by Karen Rose
Originally published in San Francisco Examiner June 2016
Aloha and welcome to Paradise, where the Mauna Kea Beach Hotel has remained an icon of luxury and status for over 50 years. American philanthropist and businessman Laurence S. Rockefeller first visited the Big Island in 1960 to peruse its coastline on a quest for the perfect ocean front resort location.
He found that perfect spot when he went for a swim in Kauna’oa Bay, which is still considered one of the best beaches in Hawaii, if not the world. During his swim he gazed up at Mauna Kea, Hawaii’s tallest and most formidable mountain, and was inspired to create a hotel that captured the special spirit of the island. He is quoted as saying, “Every great beach deserves a great hotel.”
A symbol of sophistication, it was clear to Rockefeller that the Mauna Kea Beach Hotel must also include first class dining, and a magnificent golf course. The most expensive and exclusive resort of its time, its timeless luxury and class still reign supreme on the Big Island’s most beautiful coastline.
Rockefeller believed in hiring only the best, a method he called, “experting.” As a result, he contracted with the best planners, engineers, architects, and designers in the business to see his dream come to life. He hired golf course architect, Robert Trent Jones, who discovered a way to create soil from lava rock, to create The Mauna Kea Golf Course. The 18-hole championship course made its televised debut prior to the Hotel’s grant opening with a match between Jack Nicklaus, Arnold Palmer and Gary Player. The golf course was upgraded to current USGA standards in 2007 by Rees Jones, the son of the Robert Jones, and still remains prominent and still remains prominent anddistinguished in the world of golf.
When the Mauna Kea Beach Hotel opened in 1965, it was the most expensive hotel ever built, with a price tag of $15 million. It was named one of the “Three greatest hotels in the world” by Esquire Magazine. Praised by critics worldwide, it also claimed the title of one of the “Ten best buildings of 1966” by Fortune magazine. The room rates started at $43 a night and were considered ‘exorbitant.’
The Beachfront wing, designed by Honolulu architects Wimberly, Whisenand, Allison, and Tong was added in 1968. Phyllis Brownlee designed the interiors, and artist John Young painted original works for the guest rooms.
The Mauna Kea Beach Hotel also boasts an awe inspiring art collection that includes 1,600 museum quality works that were created specifically for the Grand Opening. These trademark pieces are exhibited throughout the property, even in the most subtle of locations. From sculptures and paintings, to Hawaiian quilts and priceless furniture, guests can enjoy a self guided tour, or participate in a complimentary art tour ever Saturday.
In 2008, the Mauna Kea Beach Hotel reopened after a remarkable $150 million renovation. With

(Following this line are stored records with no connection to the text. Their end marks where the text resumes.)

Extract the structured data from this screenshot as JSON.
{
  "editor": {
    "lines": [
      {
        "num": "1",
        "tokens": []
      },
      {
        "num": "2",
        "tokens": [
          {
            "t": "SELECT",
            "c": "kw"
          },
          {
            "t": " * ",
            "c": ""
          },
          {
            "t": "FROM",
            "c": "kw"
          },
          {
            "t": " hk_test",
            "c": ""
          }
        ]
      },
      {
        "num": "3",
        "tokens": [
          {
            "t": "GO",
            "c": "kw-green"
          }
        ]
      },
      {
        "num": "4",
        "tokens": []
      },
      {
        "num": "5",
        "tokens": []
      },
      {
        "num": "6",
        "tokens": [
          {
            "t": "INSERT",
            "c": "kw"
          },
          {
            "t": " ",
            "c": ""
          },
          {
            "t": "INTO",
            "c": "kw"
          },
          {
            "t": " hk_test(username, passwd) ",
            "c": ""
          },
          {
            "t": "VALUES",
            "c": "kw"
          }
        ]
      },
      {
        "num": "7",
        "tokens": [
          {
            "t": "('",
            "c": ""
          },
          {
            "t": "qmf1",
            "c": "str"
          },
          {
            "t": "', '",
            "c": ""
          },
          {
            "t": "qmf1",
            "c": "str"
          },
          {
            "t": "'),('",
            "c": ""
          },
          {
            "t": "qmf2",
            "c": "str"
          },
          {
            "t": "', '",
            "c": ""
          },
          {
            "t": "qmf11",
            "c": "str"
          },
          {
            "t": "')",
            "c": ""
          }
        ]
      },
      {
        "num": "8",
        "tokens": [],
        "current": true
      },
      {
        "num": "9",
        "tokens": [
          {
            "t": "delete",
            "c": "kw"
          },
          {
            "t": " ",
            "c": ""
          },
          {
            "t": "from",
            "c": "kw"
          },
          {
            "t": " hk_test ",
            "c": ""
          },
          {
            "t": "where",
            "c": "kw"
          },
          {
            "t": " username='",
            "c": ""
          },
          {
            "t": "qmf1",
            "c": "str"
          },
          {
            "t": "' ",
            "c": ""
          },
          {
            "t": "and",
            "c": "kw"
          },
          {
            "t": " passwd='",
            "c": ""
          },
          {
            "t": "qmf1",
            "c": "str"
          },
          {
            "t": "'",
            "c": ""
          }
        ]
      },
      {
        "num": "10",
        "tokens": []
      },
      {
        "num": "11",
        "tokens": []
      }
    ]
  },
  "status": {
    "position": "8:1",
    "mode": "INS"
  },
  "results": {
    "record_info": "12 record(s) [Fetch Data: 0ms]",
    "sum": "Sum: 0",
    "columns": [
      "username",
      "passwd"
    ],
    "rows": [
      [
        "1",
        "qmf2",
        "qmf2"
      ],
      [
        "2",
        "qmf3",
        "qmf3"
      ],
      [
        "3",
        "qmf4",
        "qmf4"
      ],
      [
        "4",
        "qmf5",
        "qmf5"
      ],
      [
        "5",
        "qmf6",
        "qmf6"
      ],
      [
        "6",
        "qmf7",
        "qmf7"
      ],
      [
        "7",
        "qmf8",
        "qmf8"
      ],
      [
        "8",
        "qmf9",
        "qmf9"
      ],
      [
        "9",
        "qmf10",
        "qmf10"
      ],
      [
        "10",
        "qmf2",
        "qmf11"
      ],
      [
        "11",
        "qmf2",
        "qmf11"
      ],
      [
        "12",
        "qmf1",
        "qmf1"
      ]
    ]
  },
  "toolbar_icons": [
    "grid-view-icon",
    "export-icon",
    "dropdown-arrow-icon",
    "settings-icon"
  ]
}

an elevated and fresh Mauna Kea style, the property maintains her classic understated elegance and timeless Hawaiian tradition with a progressive and graceful fusion of modern luxuries.
Mauna Kea Beach Hotel holds the distinction of being Hawaii’s only Autograph Collection Hotel. Autograph Collection Hotels are unequivocally iconic and historic properties for guests who prefer the creativity of independent hotels but demand the high standards of the finest resorts. The Mauna Kea Beach Hotel was selected for this recognition because of its fierce originality, bold character, and rich details.
Whether your basking in the glorious colors of a Hawaiian sunset from a glamorous bath, or sipping a tropical beverage from your private lanai, the elegant and refined Mauna Kea Hotel is the ultimate in a quality Hawaiian resort, and in a class by itself.
So leave your worries behind and allow yourself to relax in the unparalleled beauty and pampering of your Mauna Kea Beach Hotel journey on the Big Island of Hawaii. From a fresh flower lei greeting. to the once in a life-time experience of a private moonlight Manta Swim, expect only the best of hospitality given in the spirit of aloha and lokomaika’i – sharing with kindness and generosity from within.